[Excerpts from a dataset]
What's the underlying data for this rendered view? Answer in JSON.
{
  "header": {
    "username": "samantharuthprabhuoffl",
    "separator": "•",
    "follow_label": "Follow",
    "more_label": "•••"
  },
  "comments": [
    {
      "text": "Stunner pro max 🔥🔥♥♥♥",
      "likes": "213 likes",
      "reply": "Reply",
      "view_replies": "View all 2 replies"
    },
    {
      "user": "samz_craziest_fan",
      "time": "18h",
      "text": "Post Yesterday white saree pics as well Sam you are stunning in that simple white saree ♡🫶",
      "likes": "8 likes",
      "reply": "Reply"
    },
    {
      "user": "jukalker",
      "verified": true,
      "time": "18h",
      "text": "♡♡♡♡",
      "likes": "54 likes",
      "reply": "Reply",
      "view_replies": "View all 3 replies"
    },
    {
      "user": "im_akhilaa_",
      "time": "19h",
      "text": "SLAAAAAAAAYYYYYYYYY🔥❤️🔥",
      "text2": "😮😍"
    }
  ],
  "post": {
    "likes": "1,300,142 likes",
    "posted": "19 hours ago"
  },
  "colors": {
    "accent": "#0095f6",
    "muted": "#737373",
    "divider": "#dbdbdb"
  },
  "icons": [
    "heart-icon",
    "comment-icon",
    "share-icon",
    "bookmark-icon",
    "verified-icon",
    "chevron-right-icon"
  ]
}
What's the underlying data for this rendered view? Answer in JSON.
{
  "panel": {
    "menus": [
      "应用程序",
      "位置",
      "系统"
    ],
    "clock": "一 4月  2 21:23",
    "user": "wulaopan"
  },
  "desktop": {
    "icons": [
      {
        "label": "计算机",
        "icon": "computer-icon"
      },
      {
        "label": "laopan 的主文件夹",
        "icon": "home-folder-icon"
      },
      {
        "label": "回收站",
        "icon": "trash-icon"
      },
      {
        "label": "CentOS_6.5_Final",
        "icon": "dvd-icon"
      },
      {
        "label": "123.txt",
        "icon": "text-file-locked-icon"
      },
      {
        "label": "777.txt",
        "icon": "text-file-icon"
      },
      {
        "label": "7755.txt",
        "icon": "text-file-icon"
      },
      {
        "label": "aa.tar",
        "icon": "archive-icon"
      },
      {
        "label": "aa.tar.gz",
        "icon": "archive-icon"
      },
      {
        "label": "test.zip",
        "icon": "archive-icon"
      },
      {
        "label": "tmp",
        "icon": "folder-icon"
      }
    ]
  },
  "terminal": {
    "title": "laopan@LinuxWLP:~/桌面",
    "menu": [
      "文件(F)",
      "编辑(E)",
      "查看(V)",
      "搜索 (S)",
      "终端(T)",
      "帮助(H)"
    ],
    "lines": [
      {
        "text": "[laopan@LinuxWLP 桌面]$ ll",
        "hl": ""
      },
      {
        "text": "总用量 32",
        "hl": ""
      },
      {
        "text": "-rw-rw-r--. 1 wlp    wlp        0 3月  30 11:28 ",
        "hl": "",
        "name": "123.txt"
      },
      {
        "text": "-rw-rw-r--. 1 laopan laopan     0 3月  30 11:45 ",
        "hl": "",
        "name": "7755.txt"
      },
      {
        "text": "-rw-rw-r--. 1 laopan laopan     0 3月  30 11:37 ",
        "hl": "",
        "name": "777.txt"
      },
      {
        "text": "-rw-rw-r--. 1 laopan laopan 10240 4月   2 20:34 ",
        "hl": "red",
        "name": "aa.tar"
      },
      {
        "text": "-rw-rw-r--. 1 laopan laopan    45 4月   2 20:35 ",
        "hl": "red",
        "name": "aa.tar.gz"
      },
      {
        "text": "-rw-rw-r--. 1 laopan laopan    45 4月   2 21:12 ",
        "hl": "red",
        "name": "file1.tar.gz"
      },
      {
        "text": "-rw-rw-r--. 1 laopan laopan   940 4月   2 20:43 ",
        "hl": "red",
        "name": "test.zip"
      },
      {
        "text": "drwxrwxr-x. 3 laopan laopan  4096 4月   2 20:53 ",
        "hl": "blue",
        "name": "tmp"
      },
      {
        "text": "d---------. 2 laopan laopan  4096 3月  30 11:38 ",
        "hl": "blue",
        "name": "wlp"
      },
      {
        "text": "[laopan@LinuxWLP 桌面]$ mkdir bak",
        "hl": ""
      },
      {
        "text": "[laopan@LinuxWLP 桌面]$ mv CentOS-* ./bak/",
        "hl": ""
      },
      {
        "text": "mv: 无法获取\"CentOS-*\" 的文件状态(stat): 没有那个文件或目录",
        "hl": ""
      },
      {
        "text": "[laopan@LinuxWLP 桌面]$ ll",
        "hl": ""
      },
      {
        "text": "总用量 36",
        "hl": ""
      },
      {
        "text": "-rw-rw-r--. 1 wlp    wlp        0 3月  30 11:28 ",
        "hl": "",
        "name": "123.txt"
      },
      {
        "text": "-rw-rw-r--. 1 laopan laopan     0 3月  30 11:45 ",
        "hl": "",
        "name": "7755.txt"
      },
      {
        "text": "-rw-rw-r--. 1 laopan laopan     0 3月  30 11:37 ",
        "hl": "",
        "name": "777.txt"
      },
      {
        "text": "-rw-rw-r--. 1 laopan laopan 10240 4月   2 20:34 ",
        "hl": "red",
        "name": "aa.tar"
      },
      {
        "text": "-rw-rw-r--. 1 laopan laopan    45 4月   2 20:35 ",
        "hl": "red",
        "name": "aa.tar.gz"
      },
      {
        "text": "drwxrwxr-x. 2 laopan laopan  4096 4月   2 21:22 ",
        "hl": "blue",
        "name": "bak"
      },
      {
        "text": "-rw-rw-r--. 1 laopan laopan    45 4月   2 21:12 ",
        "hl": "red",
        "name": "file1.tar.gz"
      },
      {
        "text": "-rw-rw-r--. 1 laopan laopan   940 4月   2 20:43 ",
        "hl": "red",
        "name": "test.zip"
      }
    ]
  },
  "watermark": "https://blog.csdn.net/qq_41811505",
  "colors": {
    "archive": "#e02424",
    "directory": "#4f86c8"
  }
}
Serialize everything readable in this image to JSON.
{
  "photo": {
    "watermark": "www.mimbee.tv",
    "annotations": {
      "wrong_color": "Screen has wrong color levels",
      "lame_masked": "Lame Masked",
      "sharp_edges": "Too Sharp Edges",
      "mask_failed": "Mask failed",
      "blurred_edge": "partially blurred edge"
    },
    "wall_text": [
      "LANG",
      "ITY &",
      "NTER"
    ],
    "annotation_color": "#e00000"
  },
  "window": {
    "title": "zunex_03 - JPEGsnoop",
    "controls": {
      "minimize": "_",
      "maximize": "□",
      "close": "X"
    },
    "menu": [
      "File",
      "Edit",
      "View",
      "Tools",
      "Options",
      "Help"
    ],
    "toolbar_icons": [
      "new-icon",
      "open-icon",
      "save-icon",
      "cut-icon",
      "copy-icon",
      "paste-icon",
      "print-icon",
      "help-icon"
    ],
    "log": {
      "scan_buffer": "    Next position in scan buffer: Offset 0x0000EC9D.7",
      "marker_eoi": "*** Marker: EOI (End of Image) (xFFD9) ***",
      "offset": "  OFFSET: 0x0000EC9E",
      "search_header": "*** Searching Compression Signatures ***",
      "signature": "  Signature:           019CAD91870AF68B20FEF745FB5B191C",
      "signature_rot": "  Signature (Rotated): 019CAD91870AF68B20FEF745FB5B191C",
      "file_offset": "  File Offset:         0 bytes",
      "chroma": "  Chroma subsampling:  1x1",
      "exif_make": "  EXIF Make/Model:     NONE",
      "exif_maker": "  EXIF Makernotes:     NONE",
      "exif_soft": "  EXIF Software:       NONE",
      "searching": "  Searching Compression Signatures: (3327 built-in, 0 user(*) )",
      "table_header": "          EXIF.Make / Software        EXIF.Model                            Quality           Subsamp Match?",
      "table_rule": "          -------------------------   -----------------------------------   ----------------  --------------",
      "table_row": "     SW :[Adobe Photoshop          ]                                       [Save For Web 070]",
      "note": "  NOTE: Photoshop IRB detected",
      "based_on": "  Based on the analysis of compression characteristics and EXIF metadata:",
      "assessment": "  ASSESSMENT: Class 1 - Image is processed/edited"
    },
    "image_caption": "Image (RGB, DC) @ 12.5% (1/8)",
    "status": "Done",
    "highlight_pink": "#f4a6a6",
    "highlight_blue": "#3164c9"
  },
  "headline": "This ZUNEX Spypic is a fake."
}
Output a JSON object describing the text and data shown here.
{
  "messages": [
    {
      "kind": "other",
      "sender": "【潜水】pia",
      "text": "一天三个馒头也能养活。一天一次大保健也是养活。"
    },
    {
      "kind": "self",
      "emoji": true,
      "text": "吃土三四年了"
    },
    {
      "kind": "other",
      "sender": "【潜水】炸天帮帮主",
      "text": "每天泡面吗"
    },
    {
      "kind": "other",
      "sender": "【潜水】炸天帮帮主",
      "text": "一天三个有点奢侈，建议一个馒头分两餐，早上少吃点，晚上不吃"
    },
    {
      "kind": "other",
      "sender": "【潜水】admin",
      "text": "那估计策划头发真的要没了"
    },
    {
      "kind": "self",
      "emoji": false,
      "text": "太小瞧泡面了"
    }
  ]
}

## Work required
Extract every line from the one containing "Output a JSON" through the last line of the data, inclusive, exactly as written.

## Output for this task
Output a JSON object describing the text and data shown here.
{
  "messages": [
    {
      "kind": "other",
      "sender": "【潜水】pia",
      "text": "一天三个馒头也能养活。一天一次大保健也是养活。"
    },
    {
      "kind": "self",
      "emoji": true,
      "text": "吃土三四年了"
    },
    {
      "kind": "other",
      "sender": "【潜水】炸天帮帮主",
      "text": "每天泡面吗"
    },
    {
      "kind": "other",
      "sender": "【潜水】炸天帮帮主",
      "text": "一天三个有点奢侈，建议一个馒头分两餐，早上少吃点，晚上不吃"
    },
    {
      "kind": "other",
      "sender": "【潜水】admin",
      "text": "那估计策划头发真的要没了"
    },
    {
      "kind": "self",
      "emoji": false,
      "text": "太小瞧泡面了"
    }
  ]
}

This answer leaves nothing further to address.